# What is required
Go through the entries below and give the number of lines that have the string "vapor", and only that.
*** Records to process ***
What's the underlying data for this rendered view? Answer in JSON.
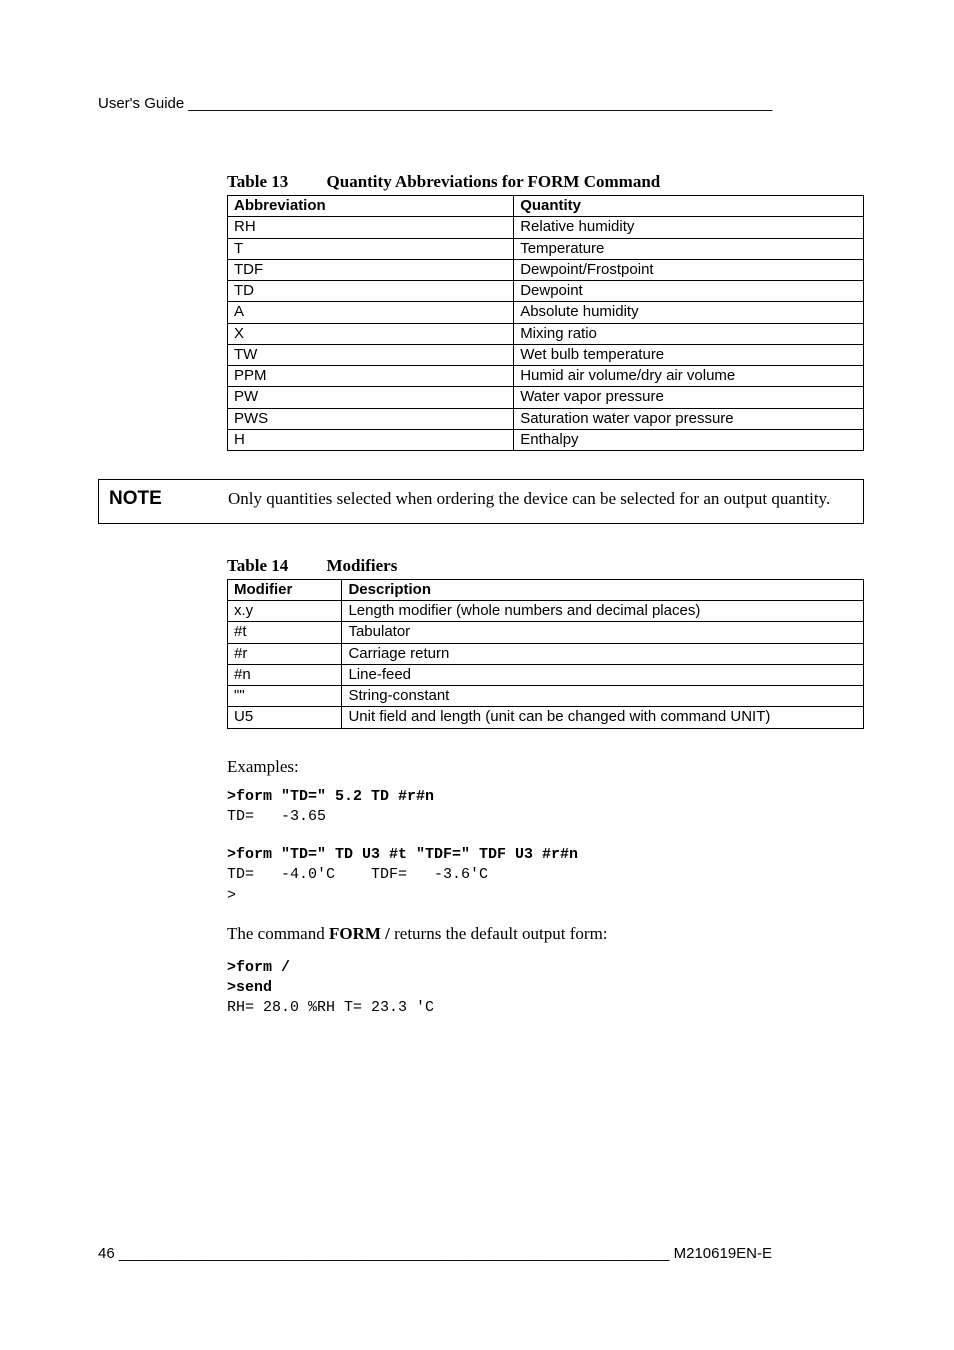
{
  "header": {
    "text": "User's Guide ______________________________________________________________________"
  },
  "table13": {
    "caption_num": "Table 13",
    "caption_title": "Quantity Abbreviations for FORM Command",
    "headers": [
      "Abbreviation",
      "Quantity"
    ],
    "rows": [
      [
        "RH",
        "Relative humidity"
      ],
      [
        "T",
        "Temperature"
      ],
      [
        "TDF",
        "Dewpoint/Frostpoint"
      ],
      [
        "TD",
        "Dewpoint"
      ],
      [
        "A",
        "Absolute humidity"
      ],
      [
        "X",
        "Mixing ratio"
      ],
      [
        "TW",
        "Wet bulb temperature"
      ],
      [
        "PPM",
        "Humid air volume/dry air volume"
      ],
      [
        "PW",
        "Water vapor pressure"
      ],
      [
        "PWS",
        "Saturation water vapor pressure"
      ],
      [
        "H",
        "Enthalpy"
      ]
    ]
  },
  "note": {
    "label": "NOTE",
    "body": "Only quantities selected when ordering the device can be selected for an output quantity."
  },
  "table14": {
    "caption_num": "Table 14",
    "caption_title": "Modifiers",
    "headers": [
      "Modifier",
      "Description"
    ],
    "rows": [
      [
        "x.y",
        "Length modifier (whole numbers and decimal places)"
      ],
      [
        "#t",
        "Tabulator"
      ],
      [
        "#r",
        "Carriage return"
      ],
      [
        "#n",
        "Line-feed"
      ],
      [
        "\"\"",
        "String-constant"
      ],
      [
        "U5",
        "Unit field and length (unit can be changed with command UNIT)"
      ]
    ]
  },
  "examples": {
    "heading": "Examples:",
    "block1_cmd": ">form \"TD=\" 5.2 TD #r#n",
    "block1_out": "TD=   -3.65",
    "block2_cmd": ">form \"TD=\" TD U3 #t \"TDF=\" TDF U3 #r#n",
    "block2_out": "TD=   -4.0'C    TDF=   -3.6'C\n>",
    "mid_text_pre": "The command ",
    "mid_text_bold": "FORM /",
    "mid_text_post": " returns the default output form:",
    "block3_cmd1": ">form /",
    "block3_cmd2": ">send",
    "block3_out": "RH= 28.0 %RH T= 23.3 'C"
  },
  "footer": {
    "left": "46 __________________________________________________________________",
    "right": " M210619EN-E"
  }
}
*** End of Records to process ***
# Answer box
2